Count the lines in the listing below that contain the word "модели" and report that number alone.
-=-=-=-=-
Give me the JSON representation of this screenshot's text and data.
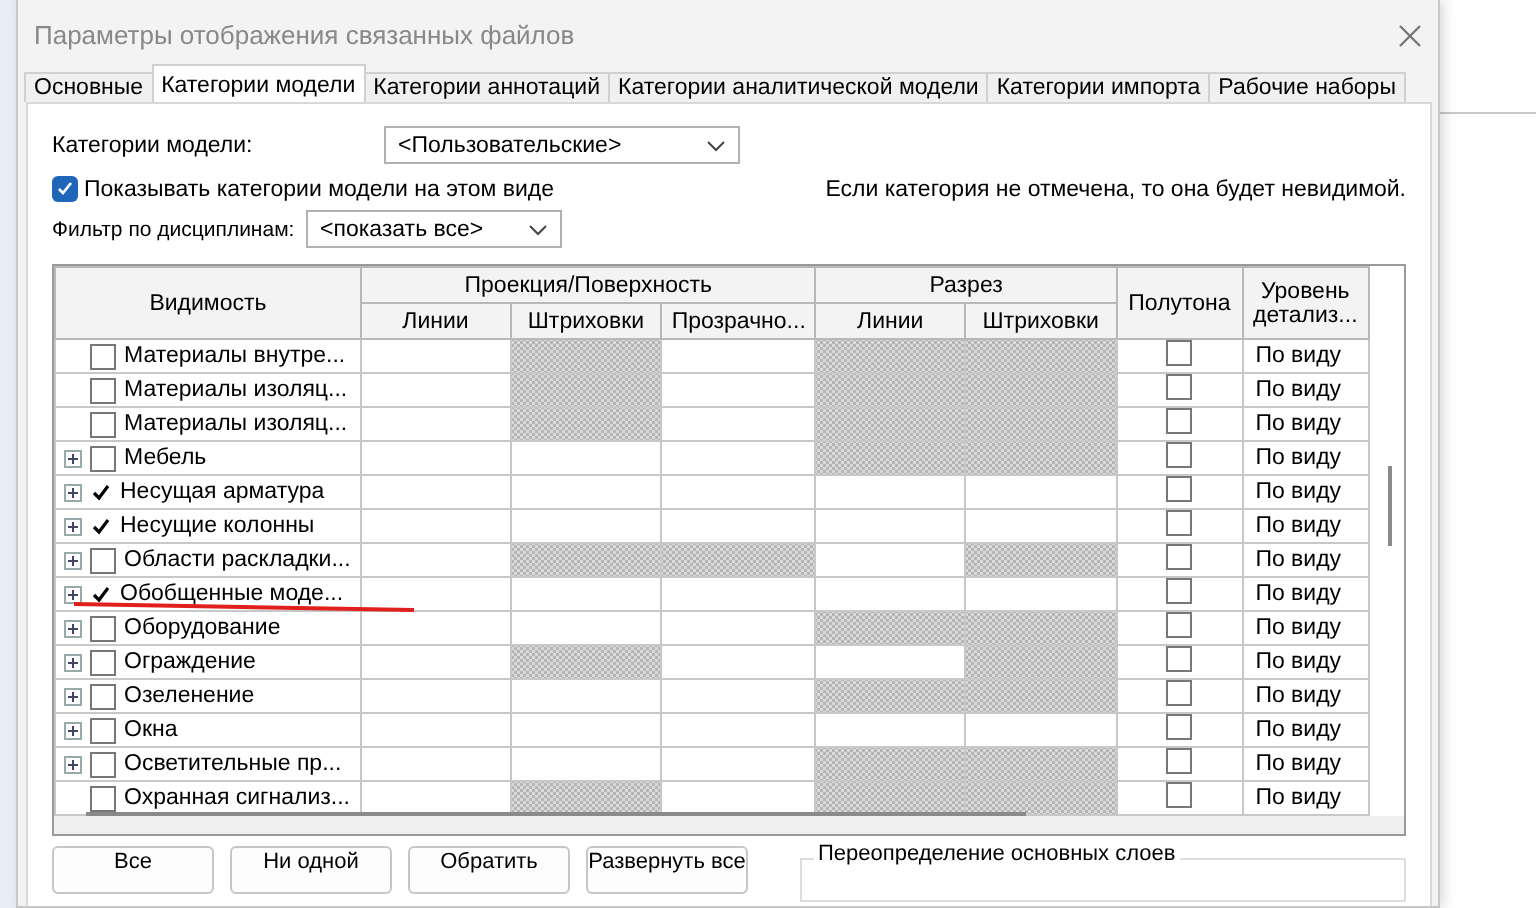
{
  "window": {
    "title": "Параметры отображения связанных файлов"
  },
  "tabs": [
    {
      "label": "Основные",
      "selected": false
    },
    {
      "label": "Категории модели",
      "selected": true
    },
    {
      "label": "Категории аннотаций",
      "selected": false
    },
    {
      "label": "Категории аналитической модели",
      "selected": false
    },
    {
      "label": "Категории импорта",
      "selected": false
    },
    {
      "label": "Рабочие наборы",
      "selected": false
    }
  ],
  "model_categories": {
    "label": "Категории модели:",
    "value": "<Пользовательские>"
  },
  "show_categories": {
    "label": "Показывать категории модели на этом виде",
    "checked": true
  },
  "hint": "Если категория не отмечена, то она будет невидимой.",
  "discipline_filter": {
    "label": "Фильтр по дисциплинам:",
    "value": "<показать все>"
  },
  "table": {
    "columns": {
      "visibility": "Видимость",
      "projection": {
        "title": "Проекция/Поверхность",
        "columns": [
          "Линии",
          "Штриховки",
          "Прозрачно..."
        ]
      },
      "section": {
        "title": "Разрез",
        "columns": [
          "Линии",
          "Штриховки"
        ]
      },
      "halftone": "Полутона",
      "detail_level": "Уровень детализ..."
    },
    "rows": [
      {
        "name": "Материалы внутре...",
        "expandable": false,
        "checked": false,
        "projection_hatched": [
          false,
          true,
          false
        ],
        "section_hatched": [
          true,
          true
        ],
        "halftone": false,
        "detail_level": "По виду"
      },
      {
        "name": "Материалы изоляц...",
        "expandable": false,
        "checked": false,
        "projection_hatched": [
          false,
          true,
          false
        ],
        "section_hatched": [
          true,
          true
        ],
        "halftone": false,
        "detail_level": "По виду"
      },
      {
        "name": "Материалы изоляц...",
        "expandable": false,
        "checked": false,
        "projection_hatched": [
          false,
          true,
          false
        ],
        "section_hatched": [
          true,
          true
        ],
        "halftone": false,
        "detail_level": "По виду"
      },
      {
        "name": "Мебель",
        "expandable": true,
        "checked": false,
        "projection_hatched": [
          false,
          false,
          false
        ],
        "section_hatched": [
          true,
          true
        ],
        "halftone": false,
        "detail_level": "По виду"
      },
      {
        "name": "Несущая арматура",
        "expandable": true,
        "checked": true,
        "projection_hatched": [
          false,
          false,
          false
        ],
        "section_hatched": [
          false,
          false
        ],
        "halftone": false,
        "detail_level": "По виду"
      },
      {
        "name": "Несущие колонны",
        "expandable": true,
        "checked": true,
        "projection_hatched": [
          false,
          false,
          false
        ],
        "section_hatched": [
          false,
          false
        ],
        "halftone": false,
        "detail_level": "По виду"
      },
      {
        "name": "Области раскладки...",
        "expandable": true,
        "checked": false,
        "projection_hatched": [
          false,
          true,
          true
        ],
        "section_hatched": [
          false,
          true
        ],
        "halftone": false,
        "detail_level": "По виду"
      },
      {
        "name": "Обобщенные моде...",
        "underlined": true,
        "expandable": true,
        "checked": true,
        "projection_hatched": [
          false,
          false,
          false
        ],
        "section_hatched": [
          false,
          false
        ],
        "halftone": false,
        "detail_level": "По виду"
      },
      {
        "name": "Оборудование",
        "expandable": true,
        "checked": false,
        "projection_hatched": [
          false,
          false,
          false
        ],
        "section_hatched": [
          true,
          true
        ],
        "halftone": false,
        "detail_level": "По виду"
      },
      {
        "name": "Ограждение",
        "expandable": true,
        "checked": false,
        "projection_hatched": [
          false,
          true,
          false
        ],
        "section_hatched": [
          false,
          true
        ],
        "halftone": false,
        "detail_level": "По виду"
      },
      {
        "name": "Озеленение",
        "expandable": true,
        "checked": false,
        "projection_hatched": [
          false,
          false,
          false
        ],
        "section_hatched": [
          true,
          true
        ],
        "halftone": false,
        "detail_level": "По виду"
      },
      {
        "name": "Окна",
        "expandable": true,
        "checked": false,
        "projection_hatched": [
          false,
          false,
          false
        ],
        "section_hatched": [
          false,
          false
        ],
        "halftone": false,
        "detail_level": "По виду"
      },
      {
        "name": "Осветительные пр...",
        "expandable": true,
        "checked": false,
        "projection_hatched": [
          false,
          false,
          false
        ],
        "section_hatched": [
          true,
          true
        ],
        "halftone": false,
        "detail_level": "По виду"
      },
      {
        "name": "Охранная сигнализ...",
        "expandable": false,
        "checked": false,
        "projection_hatched": [
          false,
          true,
          false
        ],
        "section_hatched": [
          true,
          true
        ],
        "halftone": false,
        "detail_level": "По виду"
      }
    ]
  },
  "annotation": {
    "kind": "underline",
    "color": "#e0201c"
  },
  "buttons": [
    "Все",
    "Ни одной",
    "Обратить",
    "Развернуть все"
  ],
  "layer_override": {
    "title": "Переопределение основных слоев"
  }
}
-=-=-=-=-
§ Finished task:
4